The records: Begin

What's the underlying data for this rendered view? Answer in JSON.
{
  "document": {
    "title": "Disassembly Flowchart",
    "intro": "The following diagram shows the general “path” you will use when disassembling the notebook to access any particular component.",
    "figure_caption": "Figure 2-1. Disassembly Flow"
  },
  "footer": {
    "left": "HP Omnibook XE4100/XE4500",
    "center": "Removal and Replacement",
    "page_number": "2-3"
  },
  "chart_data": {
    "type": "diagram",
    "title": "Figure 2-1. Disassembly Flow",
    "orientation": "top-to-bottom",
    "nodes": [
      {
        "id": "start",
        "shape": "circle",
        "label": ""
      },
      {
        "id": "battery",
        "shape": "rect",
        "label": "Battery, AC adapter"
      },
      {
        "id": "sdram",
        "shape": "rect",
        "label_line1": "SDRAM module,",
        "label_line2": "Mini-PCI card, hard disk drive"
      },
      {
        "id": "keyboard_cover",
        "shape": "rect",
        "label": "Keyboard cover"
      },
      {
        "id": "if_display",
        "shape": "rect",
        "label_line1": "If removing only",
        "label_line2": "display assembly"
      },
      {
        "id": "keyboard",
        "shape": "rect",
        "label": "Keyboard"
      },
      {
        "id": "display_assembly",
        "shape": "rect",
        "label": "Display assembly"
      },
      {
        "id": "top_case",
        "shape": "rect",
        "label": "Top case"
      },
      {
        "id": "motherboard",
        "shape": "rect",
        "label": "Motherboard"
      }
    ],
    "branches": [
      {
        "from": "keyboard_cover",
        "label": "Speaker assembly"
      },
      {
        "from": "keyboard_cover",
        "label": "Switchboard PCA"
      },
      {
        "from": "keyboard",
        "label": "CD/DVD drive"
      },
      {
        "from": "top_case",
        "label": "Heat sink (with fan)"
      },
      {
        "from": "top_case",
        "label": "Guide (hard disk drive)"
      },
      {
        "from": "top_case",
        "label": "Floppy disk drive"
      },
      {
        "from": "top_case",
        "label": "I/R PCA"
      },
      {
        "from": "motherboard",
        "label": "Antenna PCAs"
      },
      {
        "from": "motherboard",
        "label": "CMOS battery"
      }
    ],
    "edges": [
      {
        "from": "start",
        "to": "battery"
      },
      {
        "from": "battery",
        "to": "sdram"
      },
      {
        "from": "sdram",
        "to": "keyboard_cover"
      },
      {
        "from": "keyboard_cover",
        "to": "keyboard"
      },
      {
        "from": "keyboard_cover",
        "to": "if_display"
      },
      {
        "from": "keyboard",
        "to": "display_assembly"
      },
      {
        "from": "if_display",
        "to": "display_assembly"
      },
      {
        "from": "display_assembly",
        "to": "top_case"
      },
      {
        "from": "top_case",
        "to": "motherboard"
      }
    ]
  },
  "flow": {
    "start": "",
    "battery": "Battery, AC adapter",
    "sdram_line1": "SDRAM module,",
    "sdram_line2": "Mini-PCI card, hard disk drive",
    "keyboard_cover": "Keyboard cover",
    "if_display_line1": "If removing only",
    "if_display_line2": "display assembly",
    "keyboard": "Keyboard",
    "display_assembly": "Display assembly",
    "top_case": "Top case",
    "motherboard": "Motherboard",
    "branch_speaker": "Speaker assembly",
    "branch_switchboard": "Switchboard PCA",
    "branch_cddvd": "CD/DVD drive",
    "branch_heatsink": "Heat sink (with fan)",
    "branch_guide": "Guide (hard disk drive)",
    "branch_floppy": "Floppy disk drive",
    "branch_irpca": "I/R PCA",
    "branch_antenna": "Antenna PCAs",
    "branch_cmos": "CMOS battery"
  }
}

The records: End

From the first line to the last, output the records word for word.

What's the underlying data for this rendered view? Answer in JSON.
{
  "document": {
    "title": "Disassembly Flowchart",
    "intro": "The following diagram shows the general “path” you will use when disassembling the notebook to access any particular component.",
    "figure_caption": "Figure 2-1. Disassembly Flow"
  },
  "footer": {
    "left": "HP Omnibook XE4100/XE4500",
    "center": "Removal and Replacement",
    "page_number": "2-3"
  },
  "chart_data": {
    "type": "diagram",
    "title": "Figure 2-1. Disassembly Flow",
    "orientation": "top-to-bottom",
    "nodes": [
      {
        "id": "start",
        "shape": "circle",
        "label": ""
      },
      {
        "id": "battery",
        "shape": "rect",
        "label": "Battery, AC adapter"
      },
      {
        "id": "sdram",
        "shape": "rect",
        "label_line1": "SDRAM module,",
        "label_line2": "Mini-PCI card, hard disk drive"
      },
      {
        "id": "keyboard_cover",
        "shape": "rect",
        "label": "Keyboard cover"
      },
      {
        "id": "if_display",
        "shape": "rect",
        "label_line1": "If removing only",
        "label_line2": "display assembly"
      },
      {
        "id": "keyboard",
        "shape": "rect",
        "label": "Keyboard"
      },
      {
        "id": "display_assembly",
        "shape": "rect",
        "label": "Display assembly"
      },
      {
        "id": "top_case",
        "shape": "rect",
        "label": "Top case"
      },
      {
        "id": "motherboard",
        "shape": "rect",
        "label": "Motherboard"
      }
    ],
    "branches": [
      {
        "from": "keyboard_cover",
        "label": "Speaker assembly"
      },
      {
        "from": "keyboard_cover",
        "label": "Switchboard PCA"
      },
      {
        "from": "keyboard",
        "label": "CD/DVD drive"
      },
      {
        "from": "top_case",
        "label": "Heat sink (with fan)"
      },
      {
        "from": "top_case",
        "label": "Guide (hard disk drive)"
      },
      {
        "from": "top_case",
        "label": "Floppy disk drive"
      },
      {
        "from": "top_case",
        "label": "I/R PCA"
      },
      {
        "from": "motherboard",
        "label": "Antenna PCAs"
      },
      {
        "from": "motherboard",
        "label": "CMOS battery"
      }
    ],
    "edges": [
      {
        "from": "start",
        "to": "battery"
      },
      {
        "from": "battery",
        "to": "sdram"
      },
      {
        "from": "sdram",
        "to": "keyboard_cover"
      },
      {
        "from": "keyboard_cover",
        "to": "keyboard"
      },
      {
        "from": "keyboard_cover",
        "to": "if_display"
      },
      {
        "from": "keyboard",
        "to": "display_assembly"
      },
      {
        "from": "if_display",
        "to": "display_assembly"
      },
      {
        "from": "display_assembly",
        "to": "top_case"
      },
      {
        "from": "top_case",
        "to": "motherboard"
      }
    ]
  },
  "flow": {
    "start": "",
    "battery": "Battery, AC adapter",
    "sdram_line1": "SDRAM module,",
    "sdram_line2": "Mini-PCI card, hard disk drive",
    "keyboard_cover": "Keyboard cover",
    "if_display_line1": "If removing only",
    "if_display_line2": "display assembly",
    "keyboard": "Keyboard",
    "display_assembly": "Display assembly",
    "top_case": "Top case",
    "motherboard": "Motherboard",
    "branch_speaker": "Speaker assembly",
    "branch_switchboard": "Switchboard PCA",
    "branch_cddvd": "CD/DVD drive",
    "branch_heatsink": "Heat sink (with fan)",
    "branch_guide": "Guide (hard disk drive)",
    "branch_floppy": "Floppy disk drive",
    "branch_irpca": "I/R PCA",
    "branch_antenna": "Antenna PCAs",
    "branch_cmos": "CMOS battery"
  }
}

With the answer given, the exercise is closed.